## Points Within a Parabola

The points on a graph represent possible solutions to the equation based on high and low points on the parabola. The minimum and maximum points can be used in tandem with known numbers and variables to average the other points on the graph into one solution for each missing variable in the above formula.

## When to Use a Quadratic Function

Quadratic functions can be highly useful when trying to solve any number of problems involving measurements or quantities with unknown variables.

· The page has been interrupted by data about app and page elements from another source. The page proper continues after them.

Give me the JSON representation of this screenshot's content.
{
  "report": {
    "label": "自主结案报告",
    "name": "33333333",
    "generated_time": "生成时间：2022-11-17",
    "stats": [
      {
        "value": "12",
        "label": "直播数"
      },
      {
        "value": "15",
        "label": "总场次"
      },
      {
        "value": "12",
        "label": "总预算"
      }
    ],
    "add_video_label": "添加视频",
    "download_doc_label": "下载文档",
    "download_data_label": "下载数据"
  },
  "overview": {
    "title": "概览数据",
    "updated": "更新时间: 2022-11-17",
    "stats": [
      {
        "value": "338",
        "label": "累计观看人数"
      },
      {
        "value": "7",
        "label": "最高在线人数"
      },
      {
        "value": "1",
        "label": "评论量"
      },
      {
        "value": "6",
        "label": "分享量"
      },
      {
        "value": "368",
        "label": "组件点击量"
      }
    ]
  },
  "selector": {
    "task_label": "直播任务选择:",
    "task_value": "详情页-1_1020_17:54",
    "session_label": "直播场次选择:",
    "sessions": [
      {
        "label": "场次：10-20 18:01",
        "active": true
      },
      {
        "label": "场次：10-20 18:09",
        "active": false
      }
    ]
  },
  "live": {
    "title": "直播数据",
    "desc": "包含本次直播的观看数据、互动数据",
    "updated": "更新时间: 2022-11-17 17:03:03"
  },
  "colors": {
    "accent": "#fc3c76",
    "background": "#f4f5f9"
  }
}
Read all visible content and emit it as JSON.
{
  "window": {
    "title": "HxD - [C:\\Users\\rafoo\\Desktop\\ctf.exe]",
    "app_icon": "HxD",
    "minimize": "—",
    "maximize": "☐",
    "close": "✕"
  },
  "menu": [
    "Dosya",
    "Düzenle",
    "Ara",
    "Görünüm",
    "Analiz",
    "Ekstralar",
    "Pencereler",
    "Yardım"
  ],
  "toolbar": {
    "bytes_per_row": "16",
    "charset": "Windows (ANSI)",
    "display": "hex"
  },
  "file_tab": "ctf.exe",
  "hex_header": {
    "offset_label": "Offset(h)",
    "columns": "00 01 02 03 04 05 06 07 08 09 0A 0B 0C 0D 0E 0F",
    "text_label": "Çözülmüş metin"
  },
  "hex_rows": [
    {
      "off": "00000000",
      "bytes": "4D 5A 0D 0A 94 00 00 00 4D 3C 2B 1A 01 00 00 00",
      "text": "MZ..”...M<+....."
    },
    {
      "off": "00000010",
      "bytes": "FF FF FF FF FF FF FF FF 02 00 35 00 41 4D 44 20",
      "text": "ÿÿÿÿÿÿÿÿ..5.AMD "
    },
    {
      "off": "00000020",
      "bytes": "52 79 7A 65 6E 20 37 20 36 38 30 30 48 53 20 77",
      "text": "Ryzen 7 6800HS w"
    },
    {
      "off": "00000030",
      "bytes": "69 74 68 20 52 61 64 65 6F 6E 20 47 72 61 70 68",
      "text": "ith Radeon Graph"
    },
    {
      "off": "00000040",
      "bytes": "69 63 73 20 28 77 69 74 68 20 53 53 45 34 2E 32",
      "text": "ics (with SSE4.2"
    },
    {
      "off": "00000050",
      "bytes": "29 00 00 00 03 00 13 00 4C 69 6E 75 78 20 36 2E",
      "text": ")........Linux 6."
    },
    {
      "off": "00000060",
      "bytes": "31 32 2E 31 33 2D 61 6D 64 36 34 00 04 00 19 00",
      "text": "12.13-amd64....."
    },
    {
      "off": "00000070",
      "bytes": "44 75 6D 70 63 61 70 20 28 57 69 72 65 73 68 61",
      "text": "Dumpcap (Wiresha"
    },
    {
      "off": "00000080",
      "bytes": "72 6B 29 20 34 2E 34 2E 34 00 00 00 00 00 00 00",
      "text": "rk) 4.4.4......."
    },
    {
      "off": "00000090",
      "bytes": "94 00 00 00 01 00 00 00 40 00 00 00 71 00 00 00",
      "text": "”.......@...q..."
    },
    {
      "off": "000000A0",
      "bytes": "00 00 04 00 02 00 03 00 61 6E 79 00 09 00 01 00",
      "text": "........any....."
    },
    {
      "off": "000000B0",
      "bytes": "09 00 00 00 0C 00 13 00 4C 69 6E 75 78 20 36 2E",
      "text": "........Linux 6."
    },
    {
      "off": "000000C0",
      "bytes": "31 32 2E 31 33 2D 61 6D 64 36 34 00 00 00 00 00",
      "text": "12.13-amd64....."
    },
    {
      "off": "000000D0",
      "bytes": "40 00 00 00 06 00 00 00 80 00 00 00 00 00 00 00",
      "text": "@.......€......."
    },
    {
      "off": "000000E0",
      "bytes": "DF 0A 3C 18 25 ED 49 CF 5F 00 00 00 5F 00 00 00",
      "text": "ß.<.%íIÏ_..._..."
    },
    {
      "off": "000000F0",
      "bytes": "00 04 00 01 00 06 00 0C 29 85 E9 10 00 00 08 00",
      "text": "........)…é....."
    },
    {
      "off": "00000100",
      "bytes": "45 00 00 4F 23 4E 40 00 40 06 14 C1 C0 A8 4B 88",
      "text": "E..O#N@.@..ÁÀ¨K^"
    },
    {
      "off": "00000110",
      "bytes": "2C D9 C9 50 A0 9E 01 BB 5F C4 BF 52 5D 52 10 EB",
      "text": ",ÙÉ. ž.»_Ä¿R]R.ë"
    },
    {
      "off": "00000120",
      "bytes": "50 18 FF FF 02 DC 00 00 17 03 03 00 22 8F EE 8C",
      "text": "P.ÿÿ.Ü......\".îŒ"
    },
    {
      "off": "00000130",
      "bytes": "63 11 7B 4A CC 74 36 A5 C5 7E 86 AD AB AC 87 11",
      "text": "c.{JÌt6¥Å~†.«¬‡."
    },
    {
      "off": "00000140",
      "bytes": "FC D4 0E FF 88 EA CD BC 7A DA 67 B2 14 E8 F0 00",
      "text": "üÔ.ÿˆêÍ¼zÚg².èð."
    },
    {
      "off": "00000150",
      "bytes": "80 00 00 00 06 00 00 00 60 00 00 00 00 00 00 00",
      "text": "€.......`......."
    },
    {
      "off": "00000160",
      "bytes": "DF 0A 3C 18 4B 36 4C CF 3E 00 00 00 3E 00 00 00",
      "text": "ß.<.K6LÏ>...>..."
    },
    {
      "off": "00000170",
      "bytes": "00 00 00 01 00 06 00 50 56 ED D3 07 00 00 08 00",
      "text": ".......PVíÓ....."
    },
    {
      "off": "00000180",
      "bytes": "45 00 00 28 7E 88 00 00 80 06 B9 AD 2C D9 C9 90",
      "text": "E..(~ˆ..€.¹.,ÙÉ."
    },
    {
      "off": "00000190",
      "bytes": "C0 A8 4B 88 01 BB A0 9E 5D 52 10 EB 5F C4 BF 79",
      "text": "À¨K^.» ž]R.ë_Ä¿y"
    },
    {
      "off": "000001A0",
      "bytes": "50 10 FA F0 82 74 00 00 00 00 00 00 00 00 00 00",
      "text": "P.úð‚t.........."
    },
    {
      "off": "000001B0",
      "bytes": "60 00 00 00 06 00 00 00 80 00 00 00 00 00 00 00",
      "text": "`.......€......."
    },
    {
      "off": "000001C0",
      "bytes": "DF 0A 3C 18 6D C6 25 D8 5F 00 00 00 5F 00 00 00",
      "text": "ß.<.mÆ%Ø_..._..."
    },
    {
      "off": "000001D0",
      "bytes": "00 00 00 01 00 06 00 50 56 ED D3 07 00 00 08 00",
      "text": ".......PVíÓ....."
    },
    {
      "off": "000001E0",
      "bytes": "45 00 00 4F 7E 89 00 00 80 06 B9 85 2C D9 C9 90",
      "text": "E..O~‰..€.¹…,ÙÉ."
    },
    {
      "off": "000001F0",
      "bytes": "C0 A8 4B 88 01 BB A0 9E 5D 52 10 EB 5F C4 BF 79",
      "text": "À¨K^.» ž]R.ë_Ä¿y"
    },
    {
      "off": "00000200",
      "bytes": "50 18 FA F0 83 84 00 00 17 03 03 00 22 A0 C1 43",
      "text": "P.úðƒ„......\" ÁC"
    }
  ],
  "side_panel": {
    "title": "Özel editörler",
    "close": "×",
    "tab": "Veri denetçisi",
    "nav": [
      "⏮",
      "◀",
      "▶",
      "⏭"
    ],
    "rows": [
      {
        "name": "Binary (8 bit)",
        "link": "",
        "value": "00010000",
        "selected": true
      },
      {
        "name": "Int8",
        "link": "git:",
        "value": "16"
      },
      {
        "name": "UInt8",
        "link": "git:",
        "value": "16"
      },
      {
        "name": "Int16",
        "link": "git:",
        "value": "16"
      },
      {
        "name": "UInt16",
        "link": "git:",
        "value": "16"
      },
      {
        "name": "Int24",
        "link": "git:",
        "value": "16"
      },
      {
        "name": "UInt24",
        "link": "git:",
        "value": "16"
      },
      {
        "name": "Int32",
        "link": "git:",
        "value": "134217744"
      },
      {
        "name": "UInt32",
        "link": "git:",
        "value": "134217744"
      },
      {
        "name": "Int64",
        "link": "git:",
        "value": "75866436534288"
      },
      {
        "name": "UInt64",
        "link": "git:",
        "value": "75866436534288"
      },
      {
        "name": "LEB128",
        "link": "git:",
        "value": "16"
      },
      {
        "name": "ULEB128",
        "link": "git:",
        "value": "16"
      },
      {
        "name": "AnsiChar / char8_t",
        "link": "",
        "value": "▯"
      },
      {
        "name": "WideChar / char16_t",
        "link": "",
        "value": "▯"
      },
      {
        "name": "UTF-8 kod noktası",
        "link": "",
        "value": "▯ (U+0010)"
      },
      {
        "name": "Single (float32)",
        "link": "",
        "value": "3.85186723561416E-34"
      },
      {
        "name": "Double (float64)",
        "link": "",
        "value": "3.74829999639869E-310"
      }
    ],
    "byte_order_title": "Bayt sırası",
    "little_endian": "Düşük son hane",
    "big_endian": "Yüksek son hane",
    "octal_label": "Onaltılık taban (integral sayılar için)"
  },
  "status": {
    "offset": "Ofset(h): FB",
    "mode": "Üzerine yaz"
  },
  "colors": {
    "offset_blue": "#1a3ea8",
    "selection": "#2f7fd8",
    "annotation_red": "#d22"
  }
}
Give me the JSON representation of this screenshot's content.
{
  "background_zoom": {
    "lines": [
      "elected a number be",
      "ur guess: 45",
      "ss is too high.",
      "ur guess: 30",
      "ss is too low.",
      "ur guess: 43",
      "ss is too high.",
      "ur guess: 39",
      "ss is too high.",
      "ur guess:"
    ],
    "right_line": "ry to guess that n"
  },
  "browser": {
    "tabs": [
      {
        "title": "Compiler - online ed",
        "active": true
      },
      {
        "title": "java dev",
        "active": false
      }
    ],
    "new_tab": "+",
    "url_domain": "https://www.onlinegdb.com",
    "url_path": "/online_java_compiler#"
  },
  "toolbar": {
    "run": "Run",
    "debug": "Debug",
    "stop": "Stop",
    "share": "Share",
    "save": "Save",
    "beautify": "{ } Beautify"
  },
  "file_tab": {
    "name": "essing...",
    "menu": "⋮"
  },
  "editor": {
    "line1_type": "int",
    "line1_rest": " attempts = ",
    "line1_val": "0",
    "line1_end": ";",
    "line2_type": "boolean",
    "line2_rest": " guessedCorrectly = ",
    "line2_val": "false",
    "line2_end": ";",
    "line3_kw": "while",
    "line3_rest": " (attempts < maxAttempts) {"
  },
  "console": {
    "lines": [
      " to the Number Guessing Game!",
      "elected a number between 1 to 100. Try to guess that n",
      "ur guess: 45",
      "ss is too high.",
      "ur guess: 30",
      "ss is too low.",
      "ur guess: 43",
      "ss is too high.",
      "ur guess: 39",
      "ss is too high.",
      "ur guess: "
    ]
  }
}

One example would be if you were a rancher with a limited length of fencing and you wanted to fence in two equal-sized sections creating the largest square footage possible. You would use a quadratic equation to plot the longest and shortest of the two different sizes of fence sections and use the median number from those points on a graph to determine the appropriate length for each of the missing variables.

## Eight Characteristics of Quadratic Formulas

Regardless of what the quadratic function is expressing, whether it be a positive or negative parabolic curve, every quadratic formula shares eight core characteristics.

*y*=*ax*2 +*bx*+*c*, where*a*is not equal to 0- The graph this creates is a parabola -- a u-shaped figure.
- The parabola will open upward or downward.
- A parabola that opens upward contains a vertex that is a minimum point; a parabola that opens downward contains a vertex that is a maximum point.
- The domain of a quadratic function consists entirely of real numbers.
- If the vertex is a minimum, the range is all real numbers greater than or equal to the
*y*-value. If the vertex is a maximum, the range is all real numbers less than or equal to the*y*-value. - An
*x*=*n*, where*n*is a real number, and its axis of symmetry is the vertical line*x*=0. - The
*x*-intercepts are the points at which a parabola intersects the*x*-axis. These points are also known as zeroes, roots, solutions, and solution sets. Each quadratic function will have two, one, or no*x*-intercepts.

By identifying and understanding these core concepts related to quadratic functions, you can use quadratic equations to solve a variety of real-life problems with missing variables and a range of possible solutions.